I expect my insurance will be covering Libre sensors soon, but I couldn't wait. While you do need a prescription, you don't need insurance if you're willing to spring for it yourself.

my experience getting my hands on it

receipt for Libre, $83.99 for reader, $42.99 for sensor, total $126.98
$83.99 for reader, $42.99 for sensor, total $126.98 from Jackie Patti

I first checked with the pharmacy at my local grocery, where I get most of my prescriptions. The pharmacist told me they didn't have them in, but could get them.

At my next appointment with my endocrinologist, I asked for a prescription and she looked it up on her little computer screen and told me my insurance wouldn't cover it. I told her I knew that, but wanted it anyway. She wrote the script and it was transmitted to the pharmacy.

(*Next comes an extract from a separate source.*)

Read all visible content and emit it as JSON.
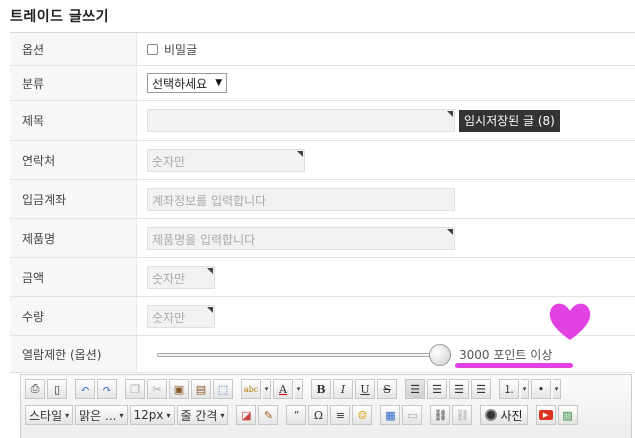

It is a bit over an hour drive to get back from her office, and by the time I was home, the phone was ringing - the office calling to tell me my pharmacy said they couldn't fill the script. They had a suggestion for another local pharmacy, so I said OK.

I then called the other pharmacy and they also told me it wasn't covered by insurance, and I told them I wanted it anyway and they said they'd get it.

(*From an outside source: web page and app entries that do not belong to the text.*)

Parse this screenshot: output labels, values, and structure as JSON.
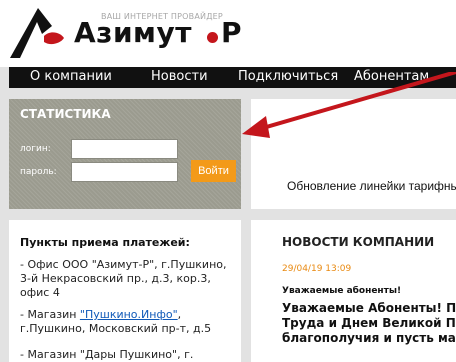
{
  "header": {
    "tagline": "ВАШ ИНТЕРНЕТ ПРОВАЙДЕР",
    "brand_main": "Азимут",
    "brand_suffix": "Р"
  },
  "nav": {
    "items": [
      "О компании",
      "Новости",
      "Подключиться",
      "Абонентам"
    ]
  },
  "stats": {
    "title": "СТАТИСТИКА",
    "login_label": "логин:",
    "password_label": "пароль:",
    "login_value": "",
    "password_value": "",
    "submit_label": "Войти"
  },
  "banner": {
    "text": "Обновление линейки тарифных"
  },
  "payments": {
    "title": "Пункты приема платежей:",
    "item1": "- Офис ООО \"Азимут-Р\", г.Пушкино, 3-й Некрасовский пр., д.3, кор.3, офис 4",
    "item2_prefix": "- Магазин ",
    "item2_link": "\"Пушкино.Инфо\"",
    "item2_suffix": ", г.Пушкино, Московский пр-т, д.5",
    "item3": "- Магазин \"Дары Пушкино\", г."
  },
  "news": {
    "title": "НОВОСТИ КОМПАНИИ",
    "date": "29/04/19 13:09",
    "headline": "Уважаемые абоненты!",
    "body_line1": "Уважаемые Абоненты! Поз",
    "body_line2": "Труда и Днем Великой По",
    "body_line3": "благополучия и пусть май"
  },
  "colors": {
    "nav_bg": "#111111",
    "stats_bg": "#9b9b8f",
    "accent_orange": "#f39a19",
    "brand_red": "#c4161c",
    "arrow_red": "#c4161c",
    "link_blue": "#0f59b8"
  },
  "icons": [
    "logo-mark-icon",
    "annotation-arrow-icon"
  ]
}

Then I went to the grocery and stopped by the pharmacy that had refused the prescription and asked them why since they'd previously said they could get it. They said they did have the prescription, they had only told the doctor's office my insurance wouldn't cover it. When told I'd pay, they said they'd order it.

I generally run all my errands once a week, so I went home to wait, confident I'd have a Libre in a few days.

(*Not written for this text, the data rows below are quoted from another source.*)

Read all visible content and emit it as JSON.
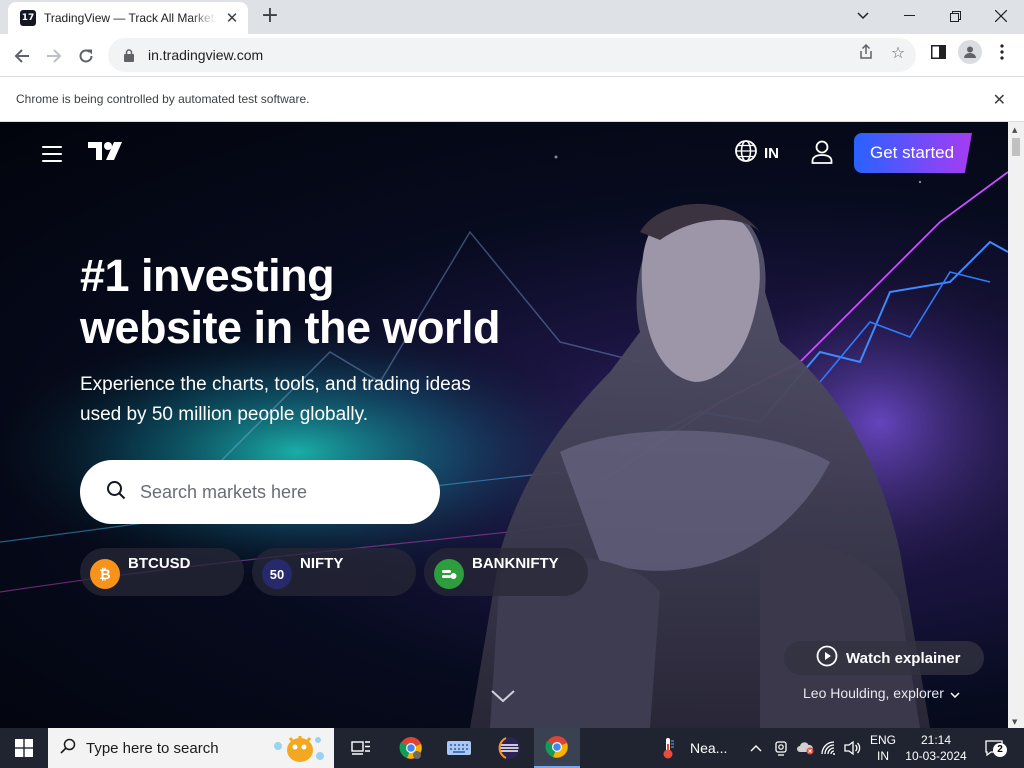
{
  "browser": {
    "tab": {
      "title": "TradingView — Track All Markets",
      "favicon_text": "17"
    },
    "url": "in.tradingview.com",
    "infobar_text": "Chrome is being controlled by automated test software."
  },
  "page": {
    "lang_label": "IN",
    "cta_label": "Get started",
    "headline_line1": "#1 investing",
    "headline_line2": "website in the world",
    "subline_line1": "Experience the charts, tools, and trading ideas",
    "subline_line2": "used by 50 million people globally.",
    "search_placeholder": "Search markets here",
    "tickers": [
      {
        "name": "BTCUSD",
        "icon": "bitcoin-icon",
        "color": "#f7931a"
      },
      {
        "name": "NIFTY",
        "icon_text": "50",
        "color": "#262a6c"
      },
      {
        "name": "BANKNIFTY",
        "icon": "banknifty-icon",
        "color": "#2e9d3d"
      }
    ],
    "watch_label": "Watch explainer",
    "credit": "Leo Houlding, explorer",
    "accent_gradient": [
      "#2962ff",
      "#a63cf2"
    ]
  },
  "taskbar": {
    "search_text": "Type here to search",
    "weather": "Nea...",
    "lang_line1": "ENG",
    "lang_line2": "IN",
    "time": "21:14",
    "date": "10-03-2024",
    "notifications": "2"
  }
}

I then called my grocery pharmacy a few days before I expected to go in to verify they'd got the Libre in. They hadn't! They said their distributor couldn't get it, but they had a new distributor starting in a few days.

Luckily, I had the second pharmacy as backup. I went and they had it in! I excitedly handed over way more cash than I wanted to.

I brought my new toy home

contents of reader box: reader, USB cord, USB charger, and both English and Spanish versions of the quick start guide, quick reference guide, and manual
contents of reader box: reader, USB cord, USB charger, and both English and Spanish versions of the quick start guide, quick reference guide, and manual from Jackie Patti

I came home with two boxes, bright yellow to let you know they were Freestyle products.

In the first box, we had the reader itself, an inexplicably yellow USB cord, a USB charger, and a bunch of little books.

perplexing credit card thing that claims it is a tutorial
perplexing credit card thing that claims it is a tutorial from Jackie Patti

Then for some strange reason, there was this thing that looked like a credit card...

insert in USB drive?  HOW?
insert in USB drive? HOW? from Jackie Patti

If you turned the perplexing thing over, it claimed it could be inserted in your computer's USB drive. I didn't see how! Jeez, another new technology to make me feel old.

I asked a 19-year-old had she ever seen anything like this, assuming she'd just recognize it and show me how stupid I was being.

Nope! She didn't figure it out either.

Ohhh!!  NOW I get it!
Ohhh!! NOW I get it! from Jackie Patti

Eventually, my husband came home and figured it out.

It snaps open!

Turns out, it does fit in a USB drive. And it runs on a Windows 10 PC just fine. I've no idea about Apple or Linux or such though.

The contents of the tutorial are the same as one of the little printed books they gave you, so whether it ran or not wasn't really critical. The only addition was that it had videos on various pages to demonstrate things.

However, it occured to me that I wanted videos to explain things. If I screw up a strip when testing with a bG meter, I wind up wasting 50 cents, whereas with this doohickey, I'd be out 50 bucks!

I watched all the videos! And then put everything aside so I could actually insert the thing when I had someone around to photograph the process.

The second box contained the sensor, which consists of the sensor applicator and the sensor pack.

sensor applicator and sensor pack
sensor applicator and sensor pack from Jackie Patti

Next post: inserting the sensor!